Jan 16, 2014
ROCHESTER – In 2003, the Association for the Blind and Visually Impaired (ABVI)’s Contact Center embarked on it’s first national initiative when it was contracted by the U.S. Environmental Protection Agency (EPA) to provide information via hotline to concerned parents, companies, government agencies, and the general public about lead-based paint and lead poisoning.
Back then four people served as information specialists answering the calls.

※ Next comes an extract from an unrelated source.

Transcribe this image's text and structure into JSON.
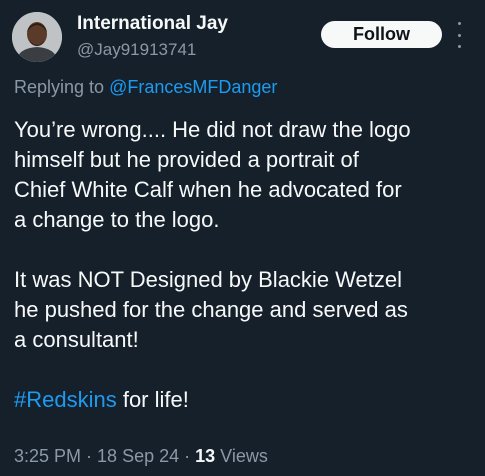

It was a learning experience, to say the least.
“There was no real way to know what to expect, or what we would encounter, when they called in. In fact, until we got a sense of what information the callers were looking for, we were literally flying by the seat of our pants,” said Michael Douglas, 57, who was one of those first four information specialists.

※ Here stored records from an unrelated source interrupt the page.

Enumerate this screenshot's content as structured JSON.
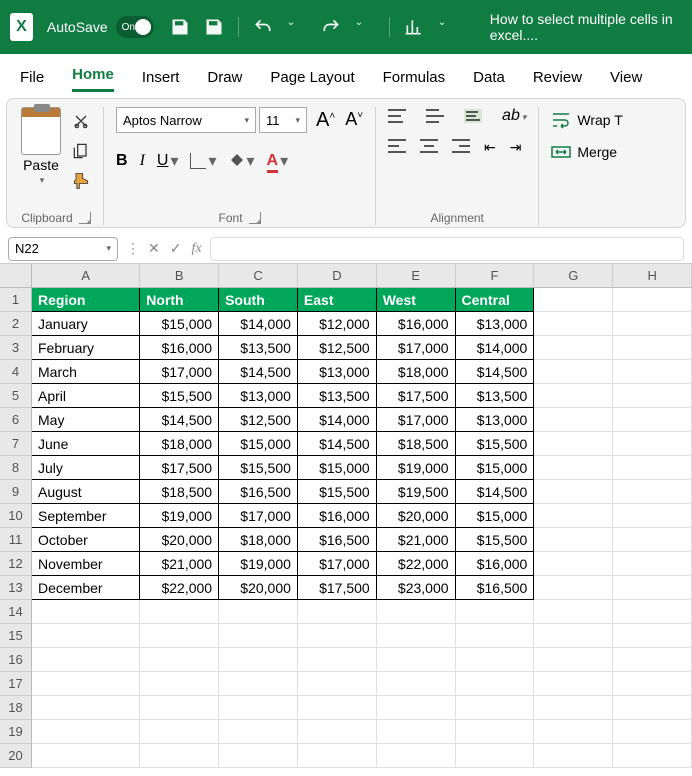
{
  "title": "How to select multiple cells in excel....",
  "autosave": "AutoSave",
  "autosave_state": "On",
  "menu": {
    "file": "File",
    "home": "Home",
    "insert": "Insert",
    "draw": "Draw",
    "page_layout": "Page Layout",
    "formulas": "Formulas",
    "data": "Data",
    "review": "Review",
    "view": "View"
  },
  "paste": "Paste",
  "font_name": "Aptos Narrow",
  "font_size": "11",
  "groups": {
    "clipboard": "Clipboard",
    "font": "Font",
    "alignment": "Alignment"
  },
  "wrap": "Wrap T",
  "merge": "Merge",
  "namebox": "N22",
  "cols": [
    "A",
    "B",
    "C",
    "D",
    "E",
    "F",
    "G",
    "H"
  ],
  "header_row": [
    "Region",
    "North",
    "South",
    "East",
    "West",
    "Central"
  ],
  "rows": [
    [
      "January",
      "$15,000",
      "$14,000",
      "$12,000",
      "$16,000",
      "$13,000"
    ],
    [
      "February",
      "$16,000",
      "$13,500",
      "$12,500",
      "$17,000",
      "$14,000"
    ],
    [
      "March",
      "$17,000",
      "$14,500",
      "$13,000",
      "$18,000",
      "$14,500"
    ],
    [
      "April",
      "$15,500",
      "$13,000",
      "$13,500",
      "$17,500",
      "$13,500"
    ],
    [
      "May",
      "$14,500",
      "$12,500",
      "$14,000",
      "$17,000",
      "$13,000"
    ],
    [
      "June",
      "$18,000",
      "$15,000",
      "$14,500",
      "$18,500",
      "$15,500"
    ],
    [
      "July",
      "$17,500",
      "$15,500",
      "$15,000",
      "$19,000",
      "$15,000"
    ],
    [
      "August",
      "$18,500",
      "$16,500",
      "$15,500",
      "$19,500",
      "$14,500"
    ],
    [
      "September",
      "$19,000",
      "$17,000",
      "$16,000",
      "$20,000",
      "$15,000"
    ],
    [
      "October",
      "$20,000",
      "$18,000",
      "$16,500",
      "$21,000",
      "$15,500"
    ],
    [
      "November",
      "$21,000",
      "$19,000",
      "$17,000",
      "$22,000",
      "$16,000"
    ],
    [
      "December",
      "$22,000",
      "$20,000",
      "$17,500",
      "$23,000",
      "$16,500"
    ]
  ]
}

“This was new ground we were breaking,” said Michael. “Yes, the beginning stages were somewhat intense, but all in all, it has become a labor of love knowing that we are contributing to the safety and well being of children and adults throughout North America.”

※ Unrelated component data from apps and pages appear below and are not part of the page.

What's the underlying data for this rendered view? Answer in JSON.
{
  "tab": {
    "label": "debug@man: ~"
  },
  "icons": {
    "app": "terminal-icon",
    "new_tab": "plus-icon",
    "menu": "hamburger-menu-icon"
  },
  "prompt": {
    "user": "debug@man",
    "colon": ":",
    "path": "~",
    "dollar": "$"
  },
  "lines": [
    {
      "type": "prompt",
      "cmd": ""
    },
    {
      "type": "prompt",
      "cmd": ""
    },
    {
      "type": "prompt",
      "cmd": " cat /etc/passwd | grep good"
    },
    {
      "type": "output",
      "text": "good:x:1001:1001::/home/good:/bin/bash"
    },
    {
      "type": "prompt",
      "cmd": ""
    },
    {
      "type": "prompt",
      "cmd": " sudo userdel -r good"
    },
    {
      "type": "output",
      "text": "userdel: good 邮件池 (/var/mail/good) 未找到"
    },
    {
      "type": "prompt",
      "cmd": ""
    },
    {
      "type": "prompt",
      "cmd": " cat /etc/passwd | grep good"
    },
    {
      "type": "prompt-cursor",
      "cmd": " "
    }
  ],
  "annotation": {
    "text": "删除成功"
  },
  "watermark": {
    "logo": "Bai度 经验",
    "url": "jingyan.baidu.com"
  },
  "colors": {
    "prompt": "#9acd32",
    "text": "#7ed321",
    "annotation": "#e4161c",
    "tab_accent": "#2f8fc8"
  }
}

Michael, who is legally blind as the result of a childhood illness, stuck out the initial trials and tribulations that accompany any start-up business unit by learning everything he could to answer all of the phone calls, emails, faxes and document requests coming into the hotline with the high level of customer service that ABVI has always prided itself on.
“If I was a concerned parent calling into the hotline because I thought my child’s health was in danger, I would want Michael to be the one talking to me. He is so kind and knowledgeable,” said Carrie Abbott, Contact Center Manager.
Michael has been a key player in why two other EPA hotline contracts were awarded to ABVI’s Contact Center. Due to his data entry accuracy and attention to details, in 2008 the EPA’s Toxic Substance Control Act line was added to the Contact Center. To provide the highest level of service to callers on this new line, Michael did all he could to learn about the subject matter of the hotline, which involves toxic substances, the dangers they pose, and the process for documenting, importing and exporting the substances.
A year later, Michael accepted the challenge of taking calls for the Federal Lead-Based Paint Program hotline. This hotline documents the certification of trainers, companies, and individuals in numerous jobs associated with lead paint removal and remediation. Michael took on this new responsibility while in the midst of increasing call volumes and extended hours to assist with new government renovation, repair, and paint regulations for lead-safe practices contractors needed to learn, follow, and obtain certification for.
“Michael has stepped outside of his comfort zone to assist training his colleagues to learn these EPA contracts. He has shared his knowledge of the vast federal EPA regulations, as well as passing on his exceptional customer service skills,” said Carrie.
2013 was also a special one for Michael, as he celebrated 10 years of service with ABVI.
“The reason I have stayed at ABVI for as long as I have is because the organization has made things available, as well as accessible, to empower me to do my job well,” said Michael.
His computer has been adapted with software that will enlarge items and reads things aloud that appear onscreen. He also utilizes a CCTV to view printed materials.
“I consider myself very blessed, and proud to be working for ABVI as a Contact Center representative,” said Michael.
One of the more amazing facts about Michael’s 10-year tenure with ABVI is that he has never called in sick. He attributes this achievement to his strong faith in God, trying to live a healthy and active lifestyle, and the example his father’s strong work ethic set for him.
“Michael is the kind of employee every manager hopes for – kind, reliable, conscientious, intelligent, excellent performer, and an absolute pleasure to work with and to know,” said Carrie.
As a result of his many contributions and accomplishment throughout his career with ABVI, the organization is pleased to recognize Michael Douglas as its 2014 Peter J. Salmon Employee of the Year.
About the Peter J. Salmon Award
As ABVI’s Peter J. Salmon Employee of the Year, Michael will accompany ABVI President and CEO Gidget Hopf to the National Industries for the Blind (NIB) National Conference and will be considered for the national award.
The award was established in 1968, and is named after the late Dr. Peter J. Salmon, one of the nation's outstanding advocates for people who are blind, who was instrumental in the passage of the original legislation that created the AbilityOne Program. Nominees must not only demonstrate successful on-the-job performance but also for other positive activities, both at work and in the community.
Todd Pipitone, APR
Public Relations Manager